They were written in a different time, when the battle for the wilderness was still alive, but in a different incarnation. Here we sit on the cusp of a monumental threat to the Boundary Waters and the entire watershed, all the way up to Hudson Bay, and Sig’s voice still rings clear. This is a place that we have to leave alone. A place we have to protect from the marching forward of progress, and all the destruction that can sometimes be left in the wake of such.
My eldest daughter is finding her place out there among the meeses and the baar. Listening to loon calls and silence. Sending folks out to meet creation face to face. I am jealous.
We’ll get there, as we do every year, but suddenly one week just doesn’t seem like enough time. I am under no illusion that I could survive a year in the maws of the North Country, with little more than a slip of nylon as my roof through the tundra of winter, but I do harbor some fantasies of a longer trip than we’ve made. Maybe someday we’ll set out for a month in a canoe. Maybe someday we’ll sit through the changing of the seasons miles from the nearest asphalt roof. Maybe someday.
For now, I will just be jealous of the little human I made who gets to live there on the edge for the summer and well into the fall. She’ll spend most of her time helping others into the wilderness, but she’ll have her share of jaunts up and into the deeper depths herself as well. I hope that she takes not a single one of those opportunities for granted, for she is living in a place where the veil between heaven and earth is so very thin it’s almost imperceptible.

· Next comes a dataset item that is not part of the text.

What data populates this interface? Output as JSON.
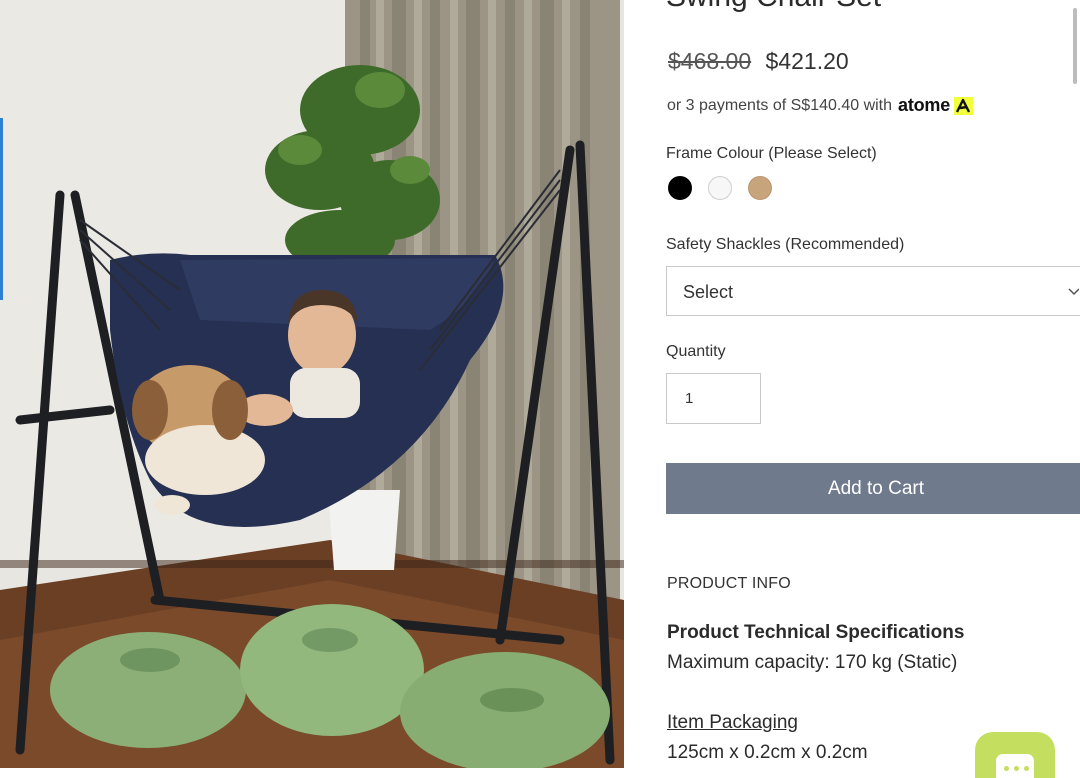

It is a glorious thing to have such places in your life. Whether for one day per year, or every day of your life, to be reminded of the power and grandeur of the creation around you. To be ushered in by the Creator Himself. To be taught the lessons that only the wild can teach.

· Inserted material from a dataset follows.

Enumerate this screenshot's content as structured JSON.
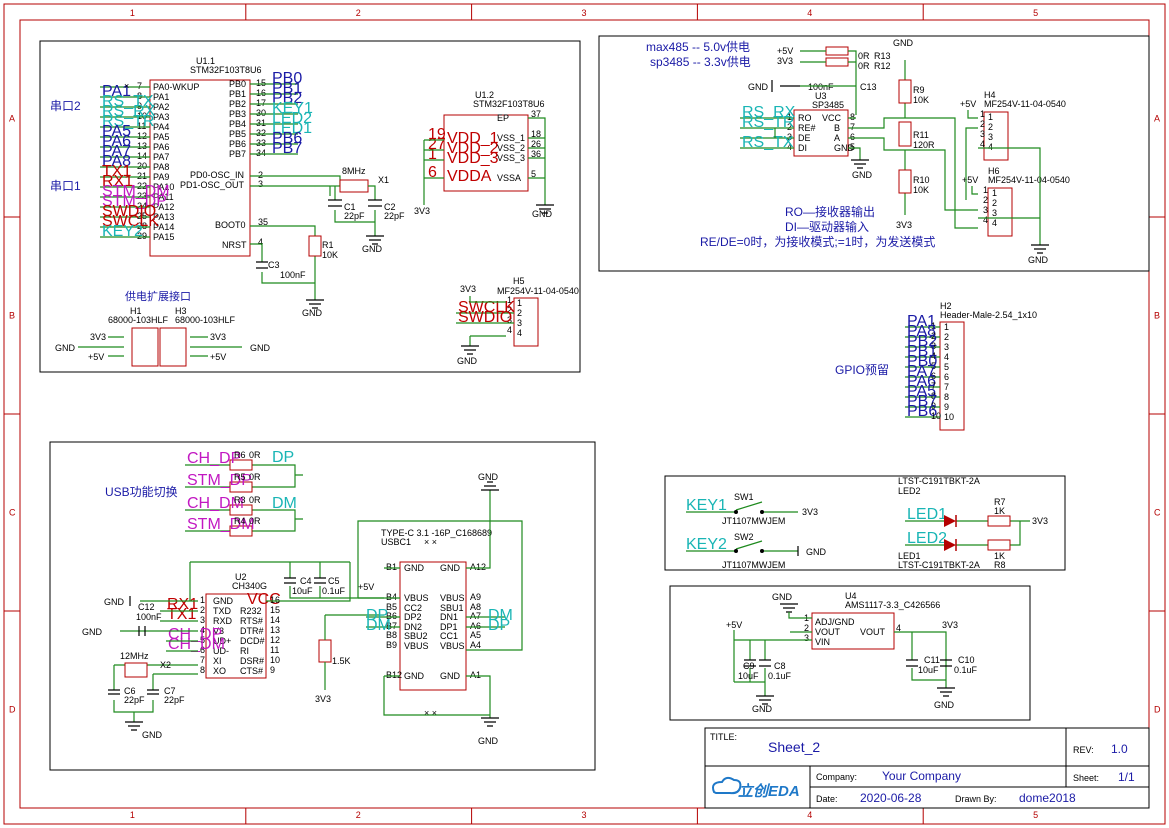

I know that the opportunities are lingering under my nose all the time. Beauty and splendor and blessings beyond measure. But I am still grateful for those supra-normal experiences that have the power to get my attention a little more forcefully. Like the changing of the seasons, I am thrilled to have places and people and events in my life, messengers from above, that drop in occasionally with a flash of lightening that even my dense senses can’t overlook. The Boundary Waters is one of those. And for this place I am thankful.
Live well, R…
We’ll be there soon,